What did you give or get for your Valentine’s Day?
I got flowers (not roses) weeks in advance, a funny pop-up card card and I intend to make a simple dinner for my loved one. Still, I’m happily at the lower end of the spending demographic in this year’s Valentine’s Day sales forecast.
You would think that we’ve gotten more self-aware of commercially induced culture such as Valentine’s Day, but beyond flowers and chocolates, people seem to be spending a whole lot more on something else. How else would one account for the average consumer spending $100.89 on Valentine’s Day, with total retail sales forecast to reach $13.70 billion this year. Do note that these figures actually increased from last year, according to the National Retail Federation’s 2006 Valentine’s Day Consumer Intentions and Actions Survey, conducted by BIGresearch.
What are people buying this Valentine’s Day?
• 62.0 percent of consumers plan to purchase at least one greeting card.

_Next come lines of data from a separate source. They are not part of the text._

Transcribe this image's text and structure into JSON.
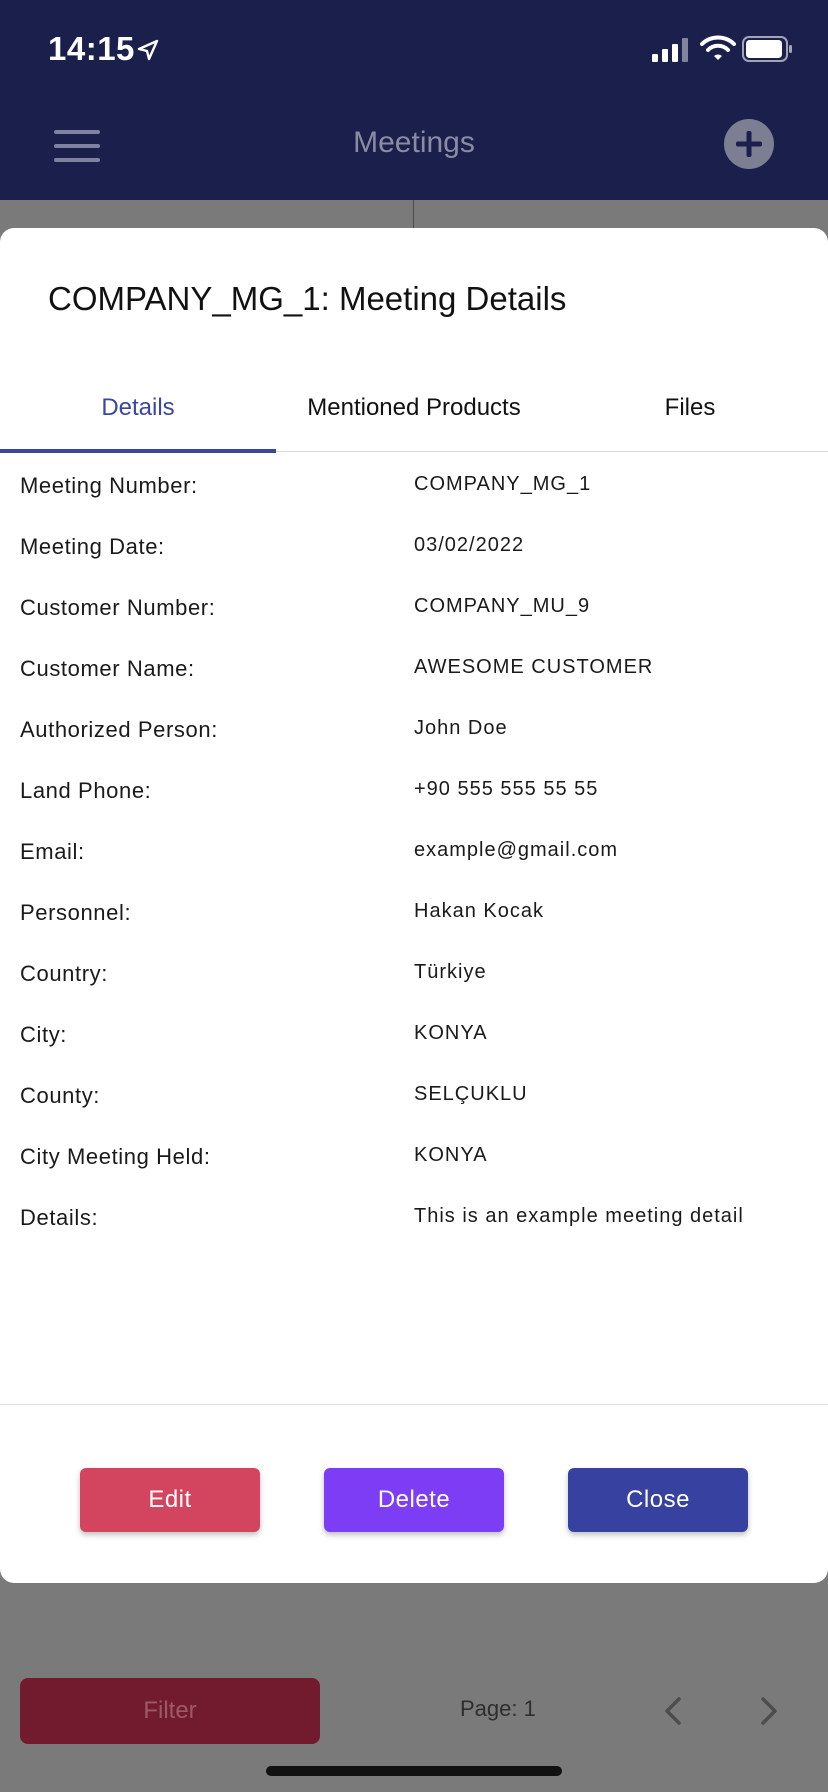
{
  "status_bar": {
    "time": "14:15"
  },
  "header": {
    "title": "Meetings"
  },
  "modal": {
    "title": "COMPANY_MG_1: Meeting Details",
    "tabs": [
      {
        "label": "Details",
        "active": true
      },
      {
        "label": "Mentioned Products",
        "active": false
      },
      {
        "label": "Files",
        "active": false
      }
    ],
    "fields": [
      {
        "label": "Meeting Number:",
        "value": "COMPANY_MG_1"
      },
      {
        "label": "Meeting Date:",
        "value": "03/02/2022"
      },
      {
        "label": "Customer Number:",
        "value": "COMPANY_MU_9"
      },
      {
        "label": "Customer Name:",
        "value": "AWESOME CUSTOMER"
      },
      {
        "label": "Authorized Person:",
        "value": "John Doe"
      },
      {
        "label": "Land Phone:",
        "value": "+90 555 555 55 55"
      },
      {
        "label": "Email:",
        "value": "example@gmail.com"
      },
      {
        "label": "Personnel:",
        "value": "Hakan Kocak"
      },
      {
        "label": "Country:",
        "value": "Türkiye"
      },
      {
        "label": "City:",
        "value": "KONYA"
      },
      {
        "label": "County:",
        "value": "SELÇUKLU"
      },
      {
        "label": "City Meeting Held:",
        "value": "KONYA"
      },
      {
        "label": "Details:",
        "value": "This is an example meeting detail"
      }
    ],
    "buttons": {
      "edit": "Edit",
      "delete": "Delete",
      "close": "Close"
    }
  },
  "footer": {
    "filter_label": "Filter",
    "page_label": "Page: 1"
  },
  "colors": {
    "header_bg": "#1b1f4b",
    "accent": "#3b46a0",
    "edit": "#d3455e",
    "delete": "#7c3df5",
    "close": "#3741a0"
  }
}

• 47.1 percent of consumers plan to buy candy.
• 42.1 percent plan to spend on an evening out.
• 10.9 percent of consumers plan to give gift cards or gift certificates.
• 52.3 percent of men and 14.9 percent of women plan to buy flowers.
• 22.4 percent of men and 7.3 percent of women plan to purchase jewelry.
• 5.3 percent of men and 12.6 percent of women plan to purchase clothing as gifts.
And to show you how serious Valentine’s Day is…
• An estimated 180 million roses were sold on Valentine’s Day in 2005 (Society of American Florists)
• Approximately 180 million cards are exchanged, making Valentine’s Day the second largest holiday for giving greeting cards (Hallmark).
• More than 36 million heart-shaped boxes of chocolate are sold for Valentine’s Day (Chocolate Manufacturers Association and National Confectioners Association)